The message is not from AOL. In fact, the email is a phishing scam designed to trick recipients into providing personal and financial details to Internet criminals. The link in the email points to a bogus website that asks users to submit information via an online form.
Our records indicate that your account hasn't been updated
as a part of our regular account maintenance. Our new SSL
servers check each account for activity and your information has
been randomly chosen for verification. AOL Member Services strives
to serve their customers with better and secure banking service.
Notification: Failure to update your account information may
result in account limitation at shopping on our portal.
Update your information
To re-secure your account, just confirm your personal information.
AOL Member Services
Please note that this email address cannot accept replies.
This email, which claims to be from Internet service provider AOL, informs the recipient that he or she must update AOL account details or risk a subsequent limitation of services.

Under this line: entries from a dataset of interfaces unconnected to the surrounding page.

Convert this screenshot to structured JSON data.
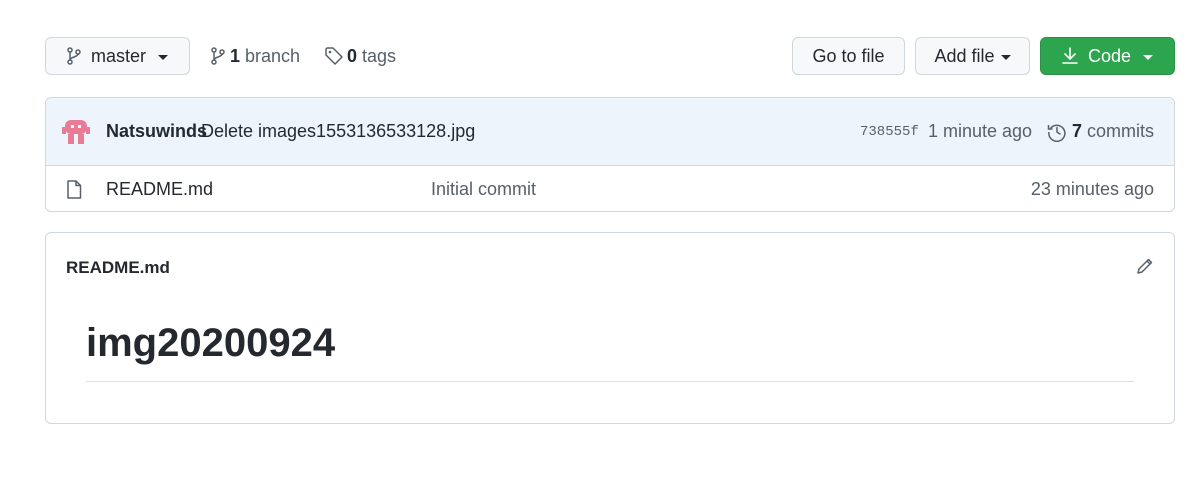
{
  "toolbar": {
    "branch_selector": {
      "label": "master",
      "icon": "git-branch-icon"
    },
    "branches": {
      "count": "1",
      "label": "branch"
    },
    "tags": {
      "count": "0",
      "label": "tags"
    },
    "go_to_file": "Go to file",
    "add_file": "Add file",
    "code": "Code"
  },
  "latest_commit": {
    "author": "Natsuwinds",
    "message": "Delete images1553136533128.jpg",
    "sha": "738555f",
    "time": "1 minute ago",
    "commits_count": "7",
    "commits_label": "commits"
  },
  "files": [
    {
      "name": "README.md",
      "message": "Initial commit",
      "time": "23 minutes ago",
      "icon": "file-icon"
    }
  ],
  "readme": {
    "title": "README.md",
    "heading": "img20200924"
  },
  "colors": {
    "code_button": "#2da44e",
    "commit_bar": "#eef4fb",
    "avatar": "#e97c94"
  }
}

The message claims that the account has been randomly chosen for verification by AOL's "new SSL servers". It warns that the account has not been updated as part of AOL's regular account maintenance procedure and urges the recipient to click the "update your information" link in order to "re-secure" the account.
However, the email is not from AOL. In fact, the message is a phishing scam designed to steal personal and financial information from AOL customers. Those who fall for the ruse and click the "Update" button will be taken to a fraudulent website designed to closely resemble a genuine AOL page. As shown in the screenshot below, the fake site asks users to provide a significant amount of private information, including credit card numbers and social security numbers:

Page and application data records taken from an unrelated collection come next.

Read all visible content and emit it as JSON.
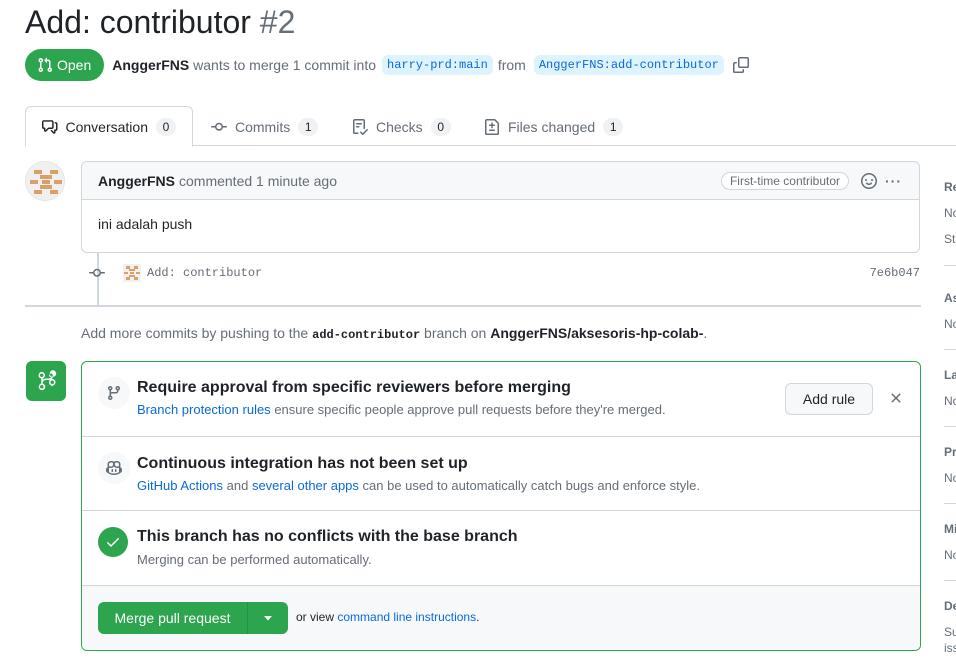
{
  "pr": {
    "title": "Add: contributor",
    "number": "#2",
    "state": "Open",
    "author": "AnggerFNS",
    "meta_middle": "wants to merge 1 commit into",
    "base_branch": "harry-prd:main",
    "from_word": "from",
    "head_branch": "AnggerFNS:add-contributor"
  },
  "tabs": [
    {
      "label": "Conversation",
      "count": "0"
    },
    {
      "label": "Commits",
      "count": "1"
    },
    {
      "label": "Checks",
      "count": "0"
    },
    {
      "label": "Files changed",
      "count": "1"
    }
  ],
  "comment": {
    "author": "AnggerFNS",
    "action": "commented",
    "time": "1 minute ago",
    "label": "First-time contributor",
    "body": "ini adalah push",
    "kebab": "···"
  },
  "commit": {
    "message": "Add: contributor",
    "sha": "7e6b047"
  },
  "push_hint": {
    "prefix": "Add more commits by pushing to the",
    "branch": "add-contributor",
    "middle": "branch on",
    "repo": "AnggerFNS/aksesoris-hp-colab-",
    "suffix": "."
  },
  "merge_box": {
    "protection": {
      "title": "Require approval from specific reviewers before merging",
      "link": "Branch protection rules",
      "text": "ensure specific people approve pull requests before they're merged.",
      "button": "Add rule"
    },
    "ci": {
      "title": "Continuous integration has not been set up",
      "link1": "GitHub Actions",
      "and": "and",
      "link2": "several other apps",
      "text": "can be used to automatically catch bugs and enforce style."
    },
    "conflicts": {
      "title": "This branch has no conflicts with the base branch",
      "text": "Merging can be performed automatically."
    },
    "merge_button": "Merge pull request",
    "or_view": "or view",
    "cli_link": "command line instructions",
    "period": "."
  },
  "sidebar": [
    {
      "head": "Re",
      "values": [
        "No",
        "St"
      ]
    },
    {
      "head": "As",
      "values": [
        "No"
      ]
    },
    {
      "head": "La",
      "values": [
        "No"
      ]
    },
    {
      "head": "Pr",
      "values": [
        "No"
      ]
    },
    {
      "head": "Mi",
      "values": [
        "No"
      ]
    },
    {
      "head": "De",
      "values": [
        "Su",
        "iss"
      ]
    }
  ],
  "colors": {
    "accent_green": "#2da44e",
    "link_blue": "#0969da",
    "muted": "#656d76"
  }
}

All information on the bogus website will be sent to criminals who can subsequently use it to commit credit card fraud and identity theft. To further the illusion, secondary links on the fake site actually open genuine AOL web pages. Moreover, when a victim has finished filling in the information on the bogus form and clicked the "Submit" button, he or she will be automatically redirected to the genuine AOL website.
The phishing email itself is also designed to resemble a genuine AOL message.
AOL customers are regularly targeted by phishing scammers. AOL will not send out unsolicited emails warning customers that their account will be limited or suspended if they do not follow a link and provide personal information. In fact, any message that claims that you must update information for a bank, government department or online service by following a link or opening an attachment should be treated with suspicion.